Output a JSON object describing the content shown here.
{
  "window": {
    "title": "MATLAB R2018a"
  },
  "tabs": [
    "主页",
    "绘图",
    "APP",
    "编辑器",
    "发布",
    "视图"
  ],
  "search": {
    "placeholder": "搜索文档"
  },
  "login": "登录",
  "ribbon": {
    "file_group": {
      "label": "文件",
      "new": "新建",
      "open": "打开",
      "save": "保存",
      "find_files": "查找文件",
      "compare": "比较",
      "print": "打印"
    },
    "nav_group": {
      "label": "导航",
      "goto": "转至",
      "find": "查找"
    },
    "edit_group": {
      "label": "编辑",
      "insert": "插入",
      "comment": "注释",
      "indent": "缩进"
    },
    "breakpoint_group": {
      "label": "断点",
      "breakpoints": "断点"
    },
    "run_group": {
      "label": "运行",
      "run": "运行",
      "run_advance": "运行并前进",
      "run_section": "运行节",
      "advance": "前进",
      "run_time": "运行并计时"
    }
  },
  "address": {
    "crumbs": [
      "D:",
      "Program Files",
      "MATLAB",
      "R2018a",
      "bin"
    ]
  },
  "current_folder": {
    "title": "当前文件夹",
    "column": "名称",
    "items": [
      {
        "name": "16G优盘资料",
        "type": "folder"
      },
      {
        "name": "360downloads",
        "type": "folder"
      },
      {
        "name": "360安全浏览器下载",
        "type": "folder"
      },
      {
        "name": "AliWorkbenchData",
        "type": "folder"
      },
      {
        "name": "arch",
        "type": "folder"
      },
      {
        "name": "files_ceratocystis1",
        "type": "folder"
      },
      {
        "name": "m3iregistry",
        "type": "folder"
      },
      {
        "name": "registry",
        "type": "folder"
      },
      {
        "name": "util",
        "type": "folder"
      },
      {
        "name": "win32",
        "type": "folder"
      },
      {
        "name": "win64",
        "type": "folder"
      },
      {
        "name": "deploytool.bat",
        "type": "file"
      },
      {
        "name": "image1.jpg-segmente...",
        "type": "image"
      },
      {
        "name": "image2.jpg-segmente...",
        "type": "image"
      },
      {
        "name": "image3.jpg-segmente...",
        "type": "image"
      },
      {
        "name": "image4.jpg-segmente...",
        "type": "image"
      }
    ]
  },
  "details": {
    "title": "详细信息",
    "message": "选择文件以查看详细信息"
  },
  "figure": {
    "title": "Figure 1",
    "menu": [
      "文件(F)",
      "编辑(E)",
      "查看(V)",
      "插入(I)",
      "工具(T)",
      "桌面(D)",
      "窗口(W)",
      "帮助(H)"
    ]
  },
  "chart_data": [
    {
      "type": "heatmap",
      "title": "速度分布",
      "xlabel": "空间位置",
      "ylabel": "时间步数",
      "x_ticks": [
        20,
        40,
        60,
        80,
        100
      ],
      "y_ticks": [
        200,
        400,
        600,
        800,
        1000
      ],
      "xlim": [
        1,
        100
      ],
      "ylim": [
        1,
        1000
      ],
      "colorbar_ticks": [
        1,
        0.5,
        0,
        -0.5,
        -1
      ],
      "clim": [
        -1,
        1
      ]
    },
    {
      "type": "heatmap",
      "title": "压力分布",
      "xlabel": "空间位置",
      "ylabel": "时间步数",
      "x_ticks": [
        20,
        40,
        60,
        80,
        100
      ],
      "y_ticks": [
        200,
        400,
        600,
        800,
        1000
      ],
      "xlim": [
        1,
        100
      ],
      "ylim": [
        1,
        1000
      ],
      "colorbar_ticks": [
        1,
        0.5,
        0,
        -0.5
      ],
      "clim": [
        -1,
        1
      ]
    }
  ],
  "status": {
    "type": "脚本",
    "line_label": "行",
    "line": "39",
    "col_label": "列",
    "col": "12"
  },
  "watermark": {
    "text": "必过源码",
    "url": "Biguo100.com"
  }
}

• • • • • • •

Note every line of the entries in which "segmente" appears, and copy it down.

        "name": "image1.jpg-segmente...",
        "name": "image2.jpg-segmente...",
        "name": "image3.jpg-segmente...",
        "name": "image4.jpg-segmente...",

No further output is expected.